The Friends of Holly Hill Farm, Inc., established in 2002, is a non-profit educational organization that is dedicated to making the farm’s resources available to the South Shore Community. The Friends offer programs for adults and children, including lectures, movies, workshops, field trips, and summer programs. Part of the group’s mission is to teach how organically grown food is important for our own health, as well as the health of the environment.
Holly Hill has quickly become one of the South Shore’s leading sources of farm-based programs for school children. Education Director Jon Belber, a former classroom teacher and last year’s winner of the Farm-Based Education Association’s Teacher Farmer of the Year award, has been developing and expanding the farm’s education programs for several years now. He co-authored, “A Growing Relationship,” a curriculum guide, with Frank White, which integrates hands-on farm projects with a classroom-based science curriculum.
Belber wants people to know that a local farm can be a great learning spot. “The fields are our classroom,” he says. Many area schools have sponsored 2-hour field trips to Holly Hill, during which the children enjoy a number of hands-on experiences — tasting foods, digging compost, and learning and seeing how things grow in the farm garden. The programs are an excellent way to help children develop a real-world understanding of basic science.
Belber now works closely with several area schools. For example, under his tutelage, fourth graders from Marshfield’s South River Elementary, along with their teachers Bruce Frost and Jeff Dunn, constructed six raised beds at their school, in which they established a garden, planting garlic in the fall and spinach and peas in the spring.

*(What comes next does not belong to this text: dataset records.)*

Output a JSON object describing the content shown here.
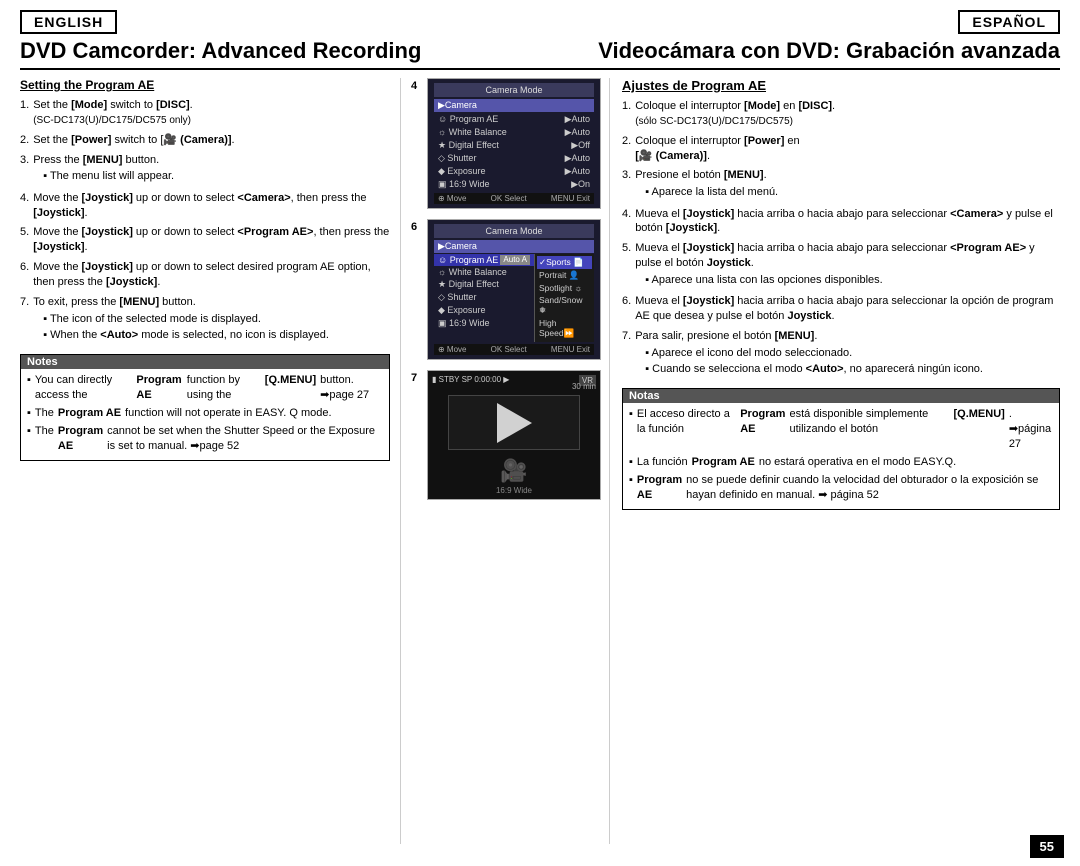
{
  "header": {
    "lang_en": "ENGLISH",
    "lang_es": "ESPAÑOL"
  },
  "title": {
    "en": "DVD Camcorder: Advanced Recording",
    "es": "Videocámara con DVD: Grabación avanzada"
  },
  "english_section": {
    "heading": "Setting the Program AE",
    "steps": [
      {
        "num": "1.",
        "text": "Set the [Mode] switch to [DISC].",
        "sub": "(SC-DC173(U)/DC175/DC575 only)"
      },
      {
        "num": "2.",
        "text": "Set the [Power] switch to [🎥 (Camera)]."
      },
      {
        "num": "3.",
        "text": "Press the [MENU] button.",
        "sub_bullets": [
          "The menu list will appear."
        ]
      },
      {
        "num": "4.",
        "text": "Move the [Joystick] up or down to select <Camera>, then press the [Joystick]."
      },
      {
        "num": "5.",
        "text": "Move the [Joystick] up or down to select <Program AE>, then press the [Joystick]."
      },
      {
        "num": "6.",
        "text": "Move the [Joystick] up or down to select desired program AE option, then press the [Joystick]."
      },
      {
        "num": "7.",
        "text": "To exit, press the [MENU] button.",
        "sub_bullets": [
          "The icon of the selected mode is displayed.",
          "When the <Auto> mode is selected, no icon is displayed."
        ]
      }
    ],
    "notes_title": "Notes",
    "notes": [
      "You can directly access the Program AE function by using the [Q.MENU] button. ➡page 27",
      "The Program AE function will not operate in EASY. Q mode.",
      "The Program AE cannot be set when the Shutter Speed or the Exposure is set to manual. ➡page 52"
    ]
  },
  "spanish_section": {
    "heading": "Ajustes de Program AE",
    "steps": [
      {
        "num": "1.",
        "text": "Coloque el interruptor [Mode] en [DISC]. (sólo SC-DC173(U)/DC175/DC575)"
      },
      {
        "num": "2.",
        "text": "Coloque el interruptor [Power] en [🎥 (Camera)]."
      },
      {
        "num": "3.",
        "text": "Presione el botón [MENU].",
        "sub_bullets": [
          "Aparece la lista del menú."
        ]
      },
      {
        "num": "4.",
        "text": "Mueva el [Joystick] hacia arriba o hacia abajo para seleccionar <Camera> y pulse el botón [Joystick]."
      },
      {
        "num": "5.",
        "text": "Mueva el [Joystick] hacia arriba o hacia abajo para seleccionar <Program AE> y pulse el botón [Joystick].",
        "sub_bullets": [
          "Aparece una lista con las opciones disponibles."
        ]
      },
      {
        "num": "6.",
        "text": "Mueva el [Joystick] hacia arriba o hacia abajo para seleccionar la opción de program AE que desea y pulse el botón [Joystick]."
      },
      {
        "num": "7.",
        "text": "Para salir, presione el botón [MENU].",
        "sub_bullets": [
          "Aparece el icono del modo seleccionado.",
          "Cuando se selecciona el modo <Auto>, no aparecerá ningún icono."
        ]
      }
    ],
    "notes_title": "Notas",
    "notes": [
      "El acceso directo a la función Program AE está disponible simplemente utilizando el botón [Q.MENU]. ➡página 27",
      "La función Program AE no estará operativa en el modo EASY.Q.",
      "Program AE no se puede definir cuando la velocidad del obturador o la exposición se hayan definido en manual. ➡ página 52"
    ]
  },
  "diagrams": {
    "label4": "4",
    "label6": "6",
    "label7": "7",
    "menu1": {
      "title": "Camera Mode",
      "selected": "▶Camera",
      "items": [
        {
          "icon": "☺",
          "label": "Program AE",
          "value": "▶Auto"
        },
        {
          "icon": "☼",
          "label": "White Balance",
          "value": "▶Auto"
        },
        {
          "icon": "★",
          "label": "Digital Effect",
          "value": "▶Off"
        },
        {
          "icon": "◎",
          "label": "Shutter",
          "value": "▶Auto"
        },
        {
          "icon": "◈",
          "label": "Exposure",
          "value": "▶Auto"
        },
        {
          "icon": "⊞",
          "label": "16:9 Wide",
          "value": "▶On"
        }
      ],
      "bottom": "Move  Select  Exit"
    },
    "menu2": {
      "title": "Camera Mode",
      "selected": "▶Camera",
      "items": [
        {
          "icon": "☺",
          "label": "Program AE",
          "value": "Auto",
          "highlight": true
        },
        {
          "icon": "☼",
          "label": "White Balance",
          "value": "Sports"
        },
        {
          "icon": "★",
          "label": "Digital Effect",
          "value": "Portrait"
        },
        {
          "icon": "◎",
          "label": "Shutter",
          "value": "Spotlight"
        },
        {
          "icon": "◈",
          "label": "Exposure",
          "value": "Sand/Snow"
        },
        {
          "icon": "⊞",
          "label": "16:9 Wide",
          "value": "High Speed"
        }
      ],
      "bottom": "Move  Select  Exit"
    },
    "camera": {
      "status": "STBY SP  0:00:00",
      "time": "30 min",
      "label": "16:9 Wide"
    }
  },
  "page_number": "55"
}
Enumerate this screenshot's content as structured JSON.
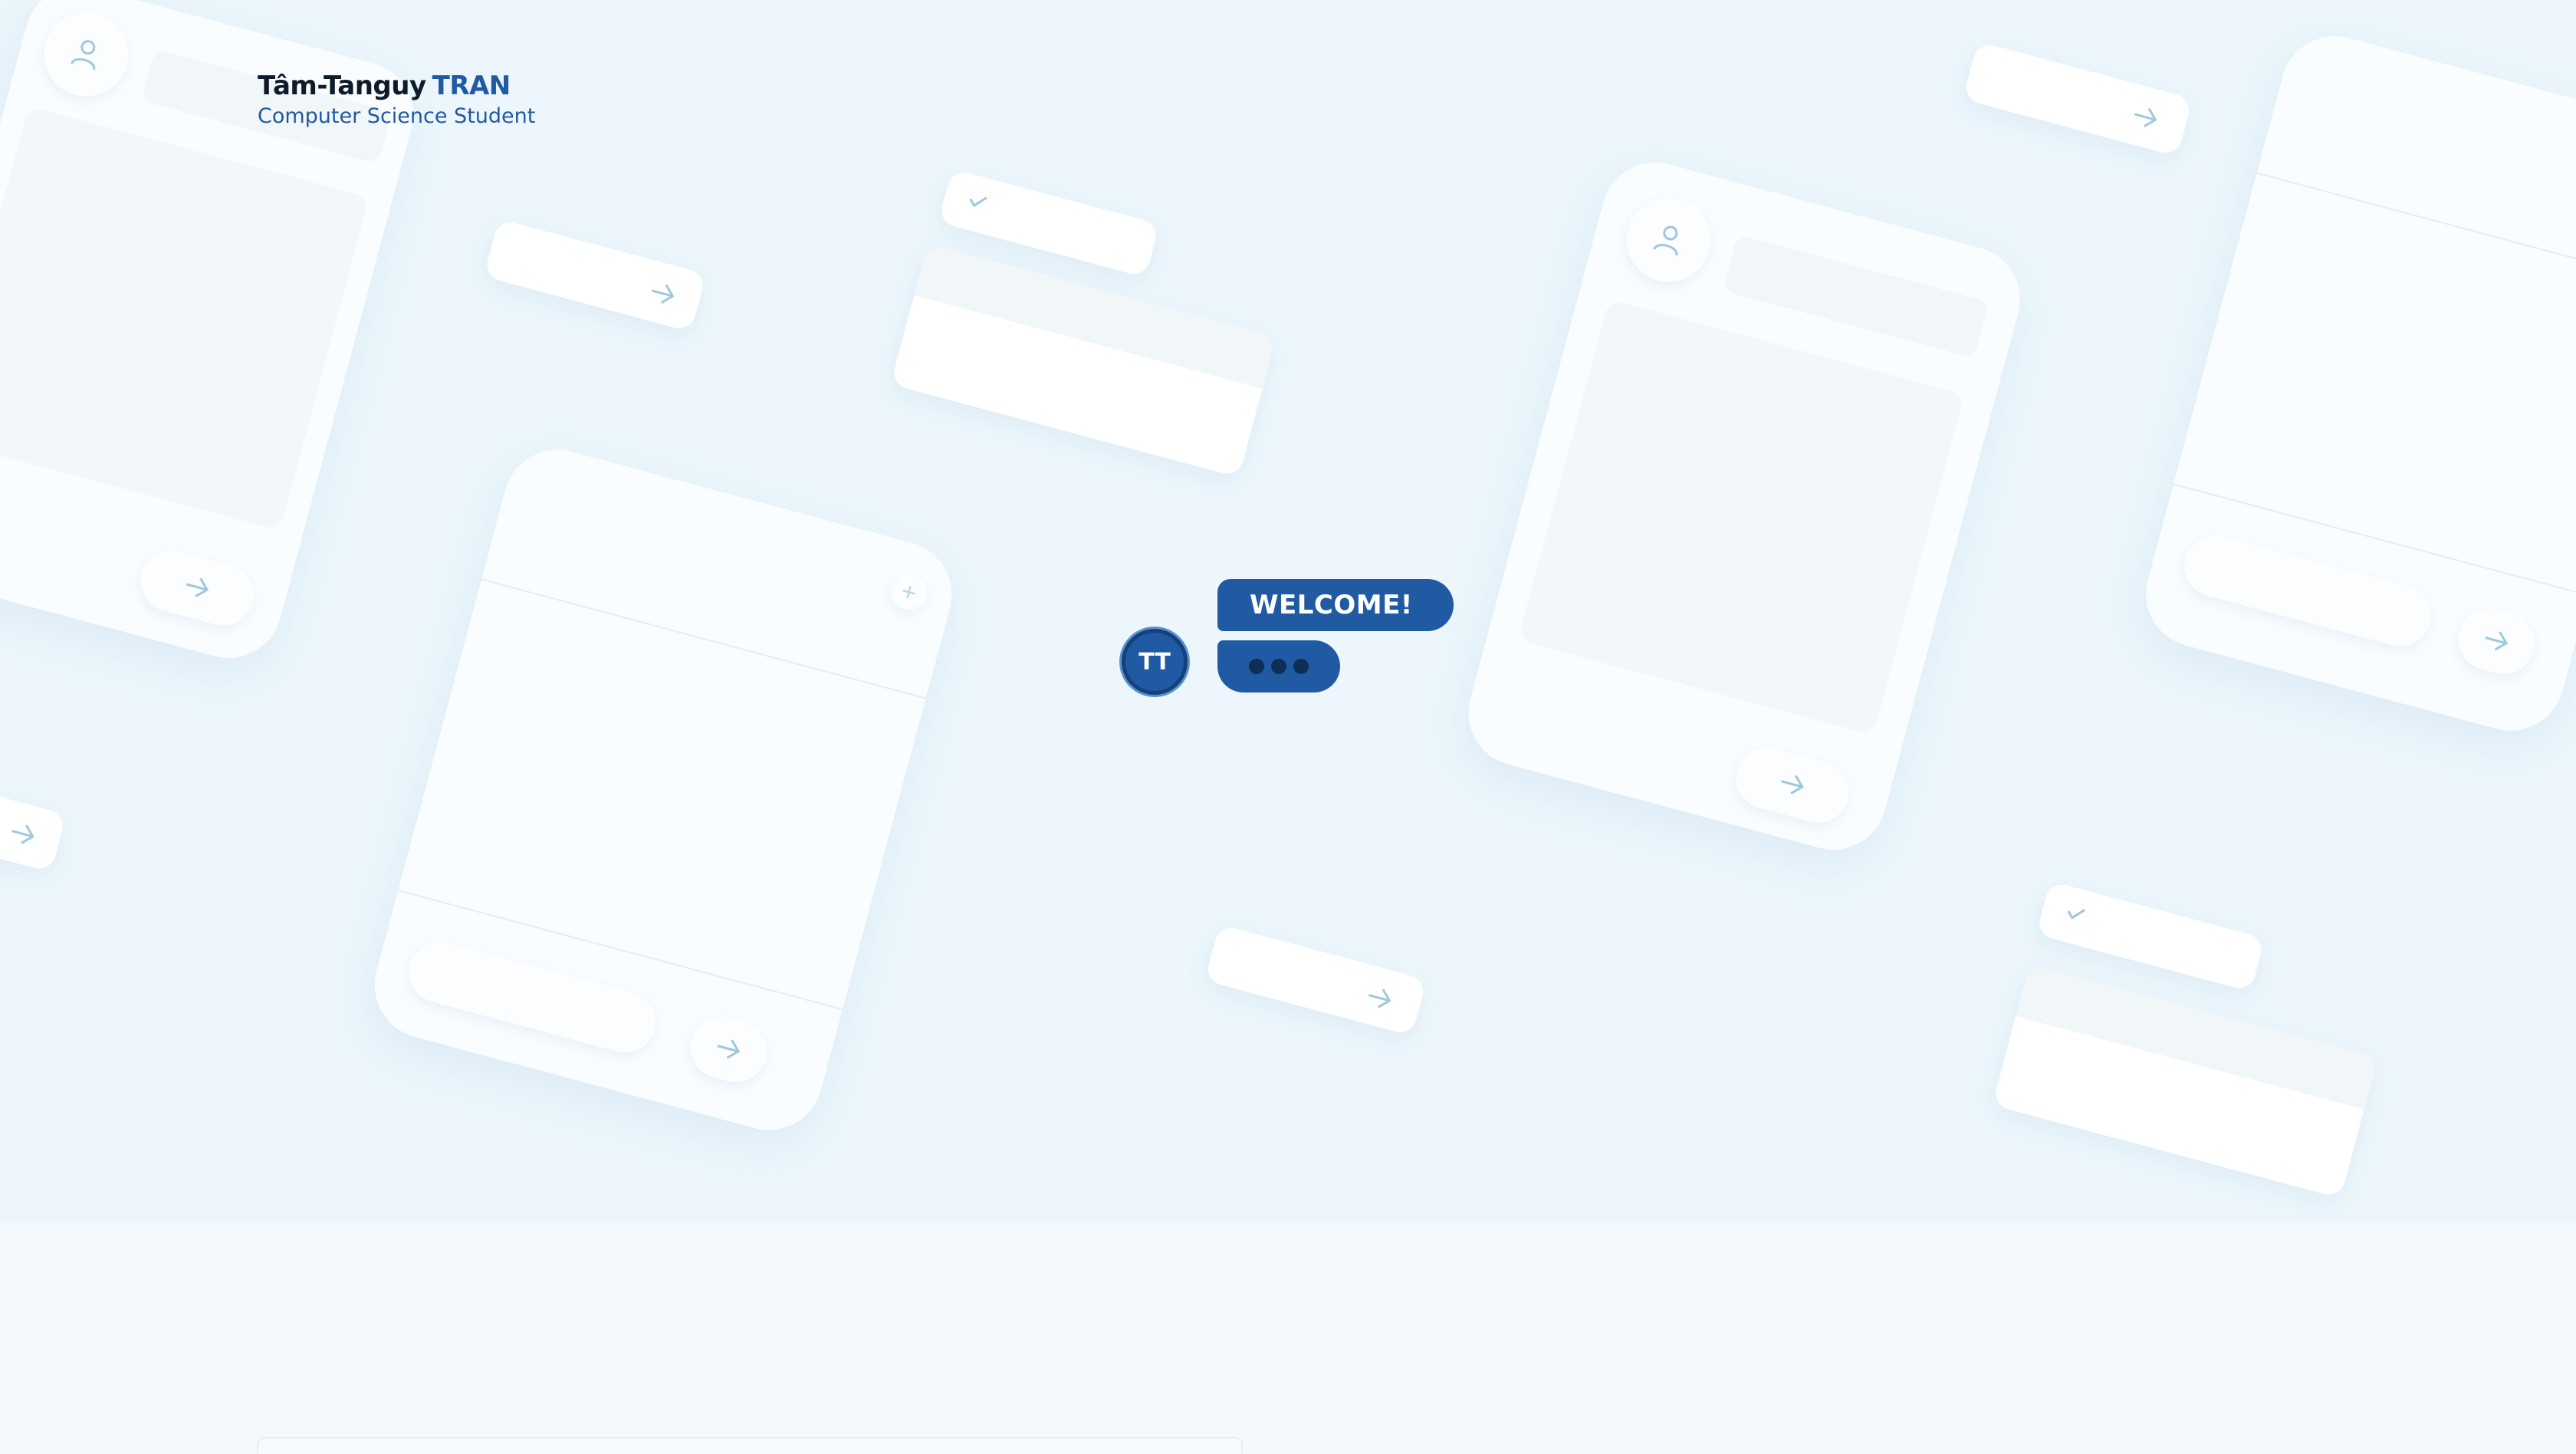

Students from the South Shore Charter School in Norwell have made weekly visits to Holly Hill Farm throughout much of the academic year. Over the course of the 20-week program (fall and spring), they have turned the earth, planted and harvested crops, saved seeds, and made compost – plus learned about crop rotation and natural fertilization methods. All of the Cohasset public schools and most of those in Scituate have participated in farm-based programs too.
This summer, Holly Hill Farm will offer programs for children ages 3-16. Participants will learn about growing healthy organic food and have fun outdoors, doing farm chores like planting seeds, caring for plants, making compost, caring for animals. Plus, they will use food grown on the farm to prepare a meal.
For adults, there will be a film series and the ever-popular workshops; past topics have included: Growing Great Tomatoes Organically, Organic Landscaping and Lawn Care, Cooking a Harvest Meal, Cutting and Arranging Flowers, and Making Compost. Private farm tours – for groups such as garden clubs and scout troops – easily can be arranged.
For more information about Holly Hill Farm, call 781-383-6565, or visit www.hollyhillfarm.org.
By Kezia Bacon-Bernstein, Correspondent
Kezia Bacon-Bernstein’s articles appear courtesy of the North and South Rivers Watershed Association, a local non-profit organization devoted to the preservation, restoration, maintenance and conservation of the North and South Rivers and their watershed. For membership information and a copy of their latest newsletter, contact NSRWA at (781) 659-8168 or visit www.nsrwa.org. To browse 13 years of Nature (Human and Otherwise) columns, visit http://keziabaconbernstein.blogspot.com.